Most developer doesn't use unity. Some do, but not majority of them.
All the Triple-A studios, and most big Indies use C++ as far as I know.

Most have their own custom engine, that they use for most (if not all) of their games,
especially studios who make a lot of sequels. They do not create them from zero every time. That is ridiculous.

Unity is a game engine not a programming language. C++ is a programming Language.
(Nintendo Dev Kit comes with their own custom compiler, just so you know.)

Creating game in C++ doesn't take years. It depends on the scale of your game,
and your knowledge on that language. Also depends if you use an engine that uses C++ or make your own.
Commercial Engine like : Unreal Engine, Paradox Engine, Cry Engine....etc, uses C++
You don't really have to code from zero.

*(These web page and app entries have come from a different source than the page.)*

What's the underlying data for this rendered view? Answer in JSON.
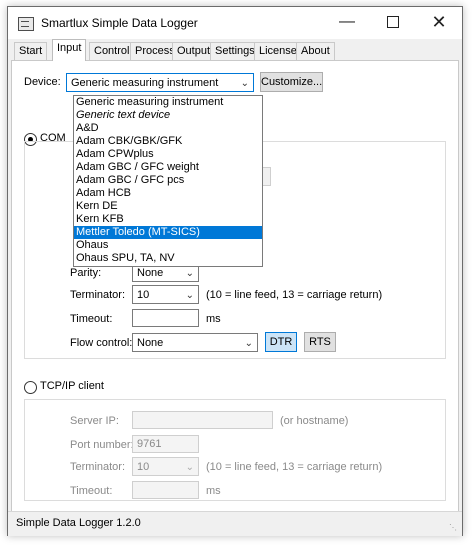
{
  "window": {
    "title": "Smartlux Simple Data Logger"
  },
  "tabs": [
    "Start",
    "Input",
    "Control",
    "Process",
    "Output",
    "Settings",
    "License",
    "About"
  ],
  "device": {
    "label": "Device:",
    "selected": "Generic measuring instrument",
    "customize_label": "Customize...",
    "options": [
      "Generic measuring instrument",
      "Generic text device",
      "A&D",
      "Adam CBK/GBK/GFK",
      "Adam CPWplus",
      "Adam GBC / GFC weight",
      "Adam GBC / GFC pcs",
      "Adam HCB",
      "Kern DE",
      "Kern KFB",
      "Mettler Toledo (MT-SICS)",
      "Ohaus",
      "Ohaus SPU, TA, NV"
    ],
    "highlighted": "Mettler Toledo (MT-SICS)"
  },
  "com": {
    "radio_label": "COM",
    "parity_label": "Parity:",
    "parity_value": "None",
    "terminator_label": "Terminator:",
    "terminator_value": "10",
    "terminator_hint": "(10 = line feed, 13 = carriage return)",
    "timeout_label": "Timeout:",
    "timeout_unit": "ms",
    "flow_label": "Flow control:",
    "flow_value": "None",
    "dtr_label": "DTR",
    "rts_label": "RTS"
  },
  "tcp": {
    "radio_label": "TCP/IP client",
    "server_label": "Server IP:",
    "server_hint": "(or hostname)",
    "port_label": "Port number:",
    "port_value": "9761",
    "terminator_label": "Terminator:",
    "terminator_value": "10",
    "terminator_hint": "(10 = line feed, 13 = carriage return)",
    "timeout_label": "Timeout:",
    "timeout_unit": "ms"
  },
  "status": {
    "text": "Simple Data Logger 1.2.0"
  }
}
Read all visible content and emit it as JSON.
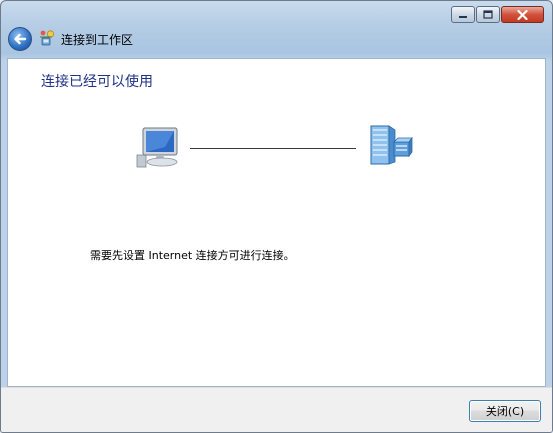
{
  "window": {
    "title": "连接到工作区",
    "caption_buttons": {
      "minimize": "minimize-icon",
      "maximize": "maximize-icon",
      "close": "close-icon"
    }
  },
  "nav": {
    "back_icon": "back-arrow-icon"
  },
  "main": {
    "heading": "连接已经可以使用",
    "status_message": "需要先设置 Internet 连接方可进行连接。",
    "icons": {
      "left": "computer-icon",
      "right": "server-icon"
    }
  },
  "footer": {
    "close_label": "关闭(C)"
  },
  "colors": {
    "heading": "#1e3287",
    "accent": "#3c7fb1",
    "close_caption": "#c8432b"
  }
}
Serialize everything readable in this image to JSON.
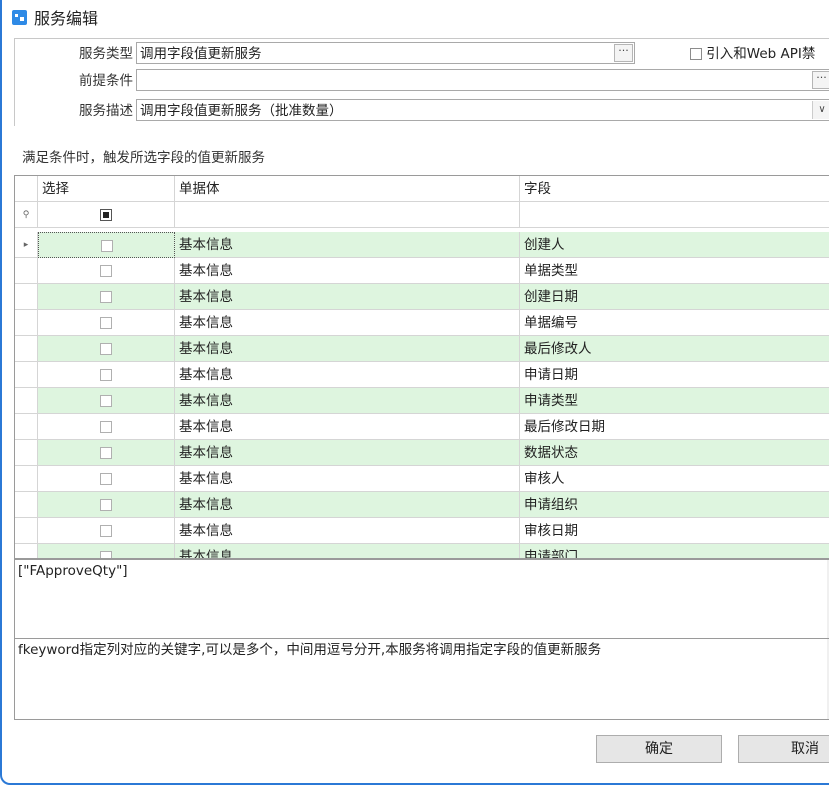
{
  "window": {
    "title": "服务编辑",
    "icon": "app-icon"
  },
  "form": {
    "service_type_label": "服务类型",
    "service_type_value": "调用字段值更新服务",
    "precondition_label": "前提条件",
    "precondition_value": "",
    "description_label": "服务描述",
    "description_value": "调用字段值更新服务（批准数量）",
    "ellipsis": "···",
    "dropdown_glyph": "∨",
    "webapi_label": "引入和Web API禁"
  },
  "section_label": "满足条件时，触发所选字段的值更新服务",
  "grid": {
    "headers": [
      "选择",
      "单据体",
      "字段"
    ],
    "filter_icon": "⚲",
    "row_indicator": "▸",
    "rows": [
      {
        "entity": "基本信息",
        "field": "创建人"
      },
      {
        "entity": "基本信息",
        "field": "单据类型"
      },
      {
        "entity": "基本信息",
        "field": "创建日期"
      },
      {
        "entity": "基本信息",
        "field": "单据编号"
      },
      {
        "entity": "基本信息",
        "field": "最后修改人"
      },
      {
        "entity": "基本信息",
        "field": "申请日期"
      },
      {
        "entity": "基本信息",
        "field": "申请类型"
      },
      {
        "entity": "基本信息",
        "field": "最后修改日期"
      },
      {
        "entity": "基本信息",
        "field": "数据状态"
      },
      {
        "entity": "基本信息",
        "field": "审核人"
      },
      {
        "entity": "基本信息",
        "field": "申请组织"
      },
      {
        "entity": "基本信息",
        "field": "审核日期"
      },
      {
        "entity": "基本信息",
        "field": "申请部门"
      }
    ]
  },
  "keyword_text": "[\"FApproveQty\"]",
  "help_text": "fkeyword指定列对应的关键字,可以是多个，中间用逗号分开,本服务将调用指定字段的值更新服务",
  "buttons": {
    "ok": "确定",
    "cancel": "取消"
  },
  "colors": {
    "accent": "#2b79d6",
    "row_alt": "#def5df"
  }
}
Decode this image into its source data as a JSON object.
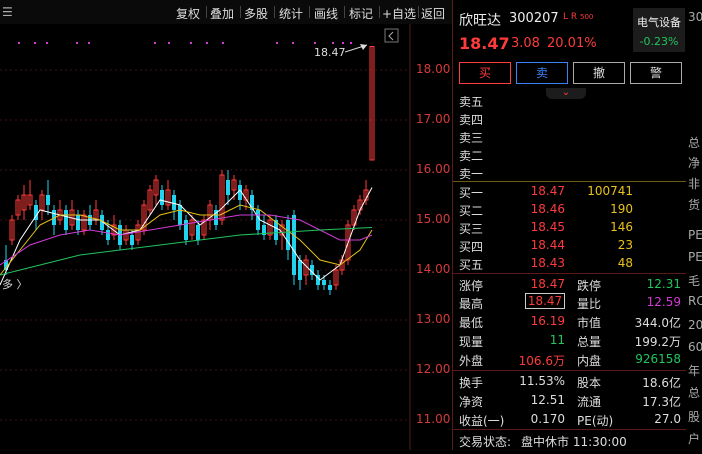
{
  "toolbar": {
    "left_fragment": "☰",
    "buttons": [
      "复权",
      "叠加",
      "多股",
      "统计",
      "画线",
      "标记",
      "+自选",
      "返回"
    ]
  },
  "chart": {
    "corner_label": "多 〉",
    "price_marker": "18.47",
    "y_ticks": [
      "18.00",
      "17.00",
      "16.00",
      "15.00",
      "14.00",
      "13.00",
      "12.00",
      "11.00"
    ]
  },
  "stock": {
    "name": "欣旺达",
    "code": "300207",
    "flags": "L R",
    "flag_sub": "500",
    "price": "18.47",
    "change": "3.08",
    "change_pct": "20.01%",
    "sector": "电气设备",
    "sector_pct": "-0.23%"
  },
  "actions": {
    "buy": "买",
    "sell": "卖",
    "cancel": "撤",
    "alert": "警"
  },
  "expand_icon": "⌄",
  "order_book": {
    "sell": [
      {
        "label": "卖五",
        "price": "",
        "vol": ""
      },
      {
        "label": "卖四",
        "price": "",
        "vol": ""
      },
      {
        "label": "卖三",
        "price": "",
        "vol": ""
      },
      {
        "label": "卖二",
        "price": "",
        "vol": ""
      },
      {
        "label": "卖一",
        "price": "",
        "vol": ""
      }
    ],
    "buy": [
      {
        "label": "买一",
        "price": "18.47",
        "vol": "100741"
      },
      {
        "label": "买二",
        "price": "18.46",
        "vol": "190"
      },
      {
        "label": "买三",
        "price": "18.45",
        "vol": "146"
      },
      {
        "label": "买四",
        "price": "18.44",
        "vol": "23"
      },
      {
        "label": "买五",
        "price": "18.43",
        "vol": "48"
      }
    ]
  },
  "stats": [
    {
      "l1": "涨停",
      "v1": "18.47",
      "l2": "跌停",
      "v2": "12.31"
    },
    {
      "l1": "最高",
      "v1": "18.47",
      "l2": "量比",
      "v2": "12.59"
    },
    {
      "l1": "最低",
      "v1": "16.19",
      "l2": "市值",
      "v2": "344.0亿"
    },
    {
      "l1": "现量",
      "v1": "11",
      "l2": "总量",
      "v2": "199.2万"
    },
    {
      "l1": "外盘",
      "v1": "106.6万",
      "l2": "内盘",
      "v2": "926158"
    }
  ],
  "stats2": [
    {
      "l1": "换手",
      "v1": "11.53%",
      "l2": "股本",
      "v2": "18.6亿"
    },
    {
      "l1": "净资",
      "v1": "12.51",
      "l2": "流通",
      "v2": "17.3亿"
    },
    {
      "l1": "收益(一)",
      "v1": "0.170",
      "l2": "PE(动)",
      "v2": "27.0"
    }
  ],
  "status": {
    "label": "交易状态:",
    "value": "盘中休市 11:30:00"
  },
  "edge_chars": [
    "30",
    "总",
    "净",
    "非",
    "货",
    "PE",
    "PE",
    "毛",
    "RO",
    "20",
    "60",
    "年",
    "总",
    "股",
    "户"
  ],
  "colors": {
    "up": "#ff3b3b",
    "down": "#22d3ee",
    "ma5": "#ffffff",
    "ma10": "#e8c21a",
    "ma20": "#d23bd6",
    "ma60": "#22c55e"
  }
}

You can actually use other programming language too.
But C++ just have way faster performance and pretty standard on Consoles.

Just a side note : Stencyl uses Haxe. It can spits-out (translate) to a C++ application too.